What you are asked to do: Each line of the listing below must be set down exactly.

Data for review:
....
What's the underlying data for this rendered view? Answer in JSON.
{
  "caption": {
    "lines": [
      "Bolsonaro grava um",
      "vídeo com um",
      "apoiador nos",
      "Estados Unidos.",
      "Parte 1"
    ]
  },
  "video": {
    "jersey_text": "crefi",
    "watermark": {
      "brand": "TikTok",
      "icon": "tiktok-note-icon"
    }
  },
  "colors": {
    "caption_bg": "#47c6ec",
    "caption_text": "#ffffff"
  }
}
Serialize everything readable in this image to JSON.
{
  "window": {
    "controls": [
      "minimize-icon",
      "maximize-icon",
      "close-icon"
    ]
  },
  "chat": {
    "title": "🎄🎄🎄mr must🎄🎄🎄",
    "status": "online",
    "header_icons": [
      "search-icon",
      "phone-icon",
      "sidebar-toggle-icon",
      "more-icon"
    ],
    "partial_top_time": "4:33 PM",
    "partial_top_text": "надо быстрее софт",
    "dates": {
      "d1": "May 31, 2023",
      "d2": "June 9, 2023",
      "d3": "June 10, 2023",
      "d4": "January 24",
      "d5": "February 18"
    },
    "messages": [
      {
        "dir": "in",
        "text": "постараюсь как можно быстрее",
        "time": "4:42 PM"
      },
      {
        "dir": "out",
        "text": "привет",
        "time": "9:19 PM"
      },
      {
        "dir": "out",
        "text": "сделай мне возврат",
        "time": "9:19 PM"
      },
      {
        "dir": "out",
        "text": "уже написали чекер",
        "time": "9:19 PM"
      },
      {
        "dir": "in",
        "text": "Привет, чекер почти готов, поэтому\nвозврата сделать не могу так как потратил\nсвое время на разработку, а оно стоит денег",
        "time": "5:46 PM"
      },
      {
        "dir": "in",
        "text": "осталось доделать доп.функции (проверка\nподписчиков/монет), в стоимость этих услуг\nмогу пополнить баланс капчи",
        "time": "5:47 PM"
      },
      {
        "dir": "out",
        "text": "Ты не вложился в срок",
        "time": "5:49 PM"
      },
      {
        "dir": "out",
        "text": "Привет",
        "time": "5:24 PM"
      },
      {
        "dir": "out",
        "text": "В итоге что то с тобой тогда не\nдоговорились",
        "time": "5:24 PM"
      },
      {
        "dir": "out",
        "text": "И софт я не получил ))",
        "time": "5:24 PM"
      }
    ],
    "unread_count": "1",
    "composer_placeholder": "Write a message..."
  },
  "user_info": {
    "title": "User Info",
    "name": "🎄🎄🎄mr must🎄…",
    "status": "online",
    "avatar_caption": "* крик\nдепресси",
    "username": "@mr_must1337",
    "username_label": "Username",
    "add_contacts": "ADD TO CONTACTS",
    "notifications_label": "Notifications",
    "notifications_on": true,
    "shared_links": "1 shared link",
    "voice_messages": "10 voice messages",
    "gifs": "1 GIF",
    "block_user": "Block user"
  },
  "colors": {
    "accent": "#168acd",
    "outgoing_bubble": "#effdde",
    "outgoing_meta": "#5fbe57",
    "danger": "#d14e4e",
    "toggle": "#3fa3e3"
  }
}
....
Output for this exercise:
What's the underlying data for this rendered view? Answer in JSON.
{
  "caption": {
    "lines": [
      "Bolsonaro grava um",
      "vídeo com um",
      "apoiador nos",
      "Estados Unidos.",
      "Parte 1"
    ]
  },
  "video": {
    "jersey_text": "crefi",
    "watermark": {
      "brand": "TikTok",
      "icon": "tiktok-note-icon"
    }
  },
  "colors": {
    "caption_bg": "#47c6ec",
    "caption_text": "#ffffff"
  }
}
Serialize everything readable in this image to JSON.
{
  "window": {
    "controls": [
      "minimize-icon",
      "maximize-icon",
      "close-icon"
    ]
  },
  "chat": {
    "title": "🎄🎄🎄mr must🎄🎄🎄",
    "status": "online",
    "header_icons": [
      "search-icon",
      "phone-icon",
      "sidebar-toggle-icon",
      "more-icon"
    ],
    "partial_top_time": "4:33 PM",
    "partial_top_text": "надо быстрее софт",
    "dates": {
      "d1": "May 31, 2023",
      "d2": "June 9, 2023",
      "d3": "June 10, 2023",
      "d4": "January 24",
      "d5": "February 18"
    },
    "messages": [
      {
        "dir": "in",
        "text": "постараюсь как можно быстрее",
        "time": "4:42 PM"
      },
      {
        "dir": "out",
        "text": "привет",
        "time": "9:19 PM"
      },
      {
        "dir": "out",
        "text": "сделай мне возврат",
        "time": "9:19 PM"
      },
      {
        "dir": "out",
        "text": "уже написали чекер",
        "time": "9:19 PM"
      },
      {
        "dir": "in",
        "text": "Привет, чекер почти готов, поэтому\nвозврата сделать не могу так как потратил\nсвое время на разработку, а оно стоит денег",
        "time": "5:46 PM"
      },
      {
        "dir": "in",
        "text": "осталось доделать доп.функции (проверка\nподписчиков/монет), в стоимость этих услуг\nмогу пополнить баланс капчи",
        "time": "5:47 PM"
      },
      {
        "dir": "out",
        "text": "Ты не вложился в срок",
        "time": "5:49 PM"
      },
      {
        "dir": "out",
        "text": "Привет",
        "time": "5:24 PM"
      },
      {
        "dir": "out",
        "text": "В итоге что то с тобой тогда не\nдоговорились",
        "time": "5:24 PM"
      },
      {
        "dir": "out",
        "text": "И софт я не получил ))",
        "time": "5:24 PM"
      }
    ],
    "unread_count": "1",
    "composer_placeholder": "Write a message..."
  },
  "user_info": {
    "title": "User Info",
    "name": "🎄🎄🎄mr must🎄…",
    "status": "online",
    "avatar_caption": "* крик\nдепресси",
    "username": "@mr_must1337",
    "username_label": "Username",
    "add_contacts": "ADD TO CONTACTS",
    "notifications_label": "Notifications",
    "notifications_on": true,
    "shared_links": "1 shared link",
    "voice_messages": "10 voice messages",
    "gifs": "1 GIF",
    "block_user": "Block user"
  },
  "colors": {
    "accent": "#168acd",
    "outgoing_bubble": "#effdde",
    "outgoing_meta": "#5fbe57",
    "danger": "#d14e4e",
    "toggle": "#3fa3e3"
  }
}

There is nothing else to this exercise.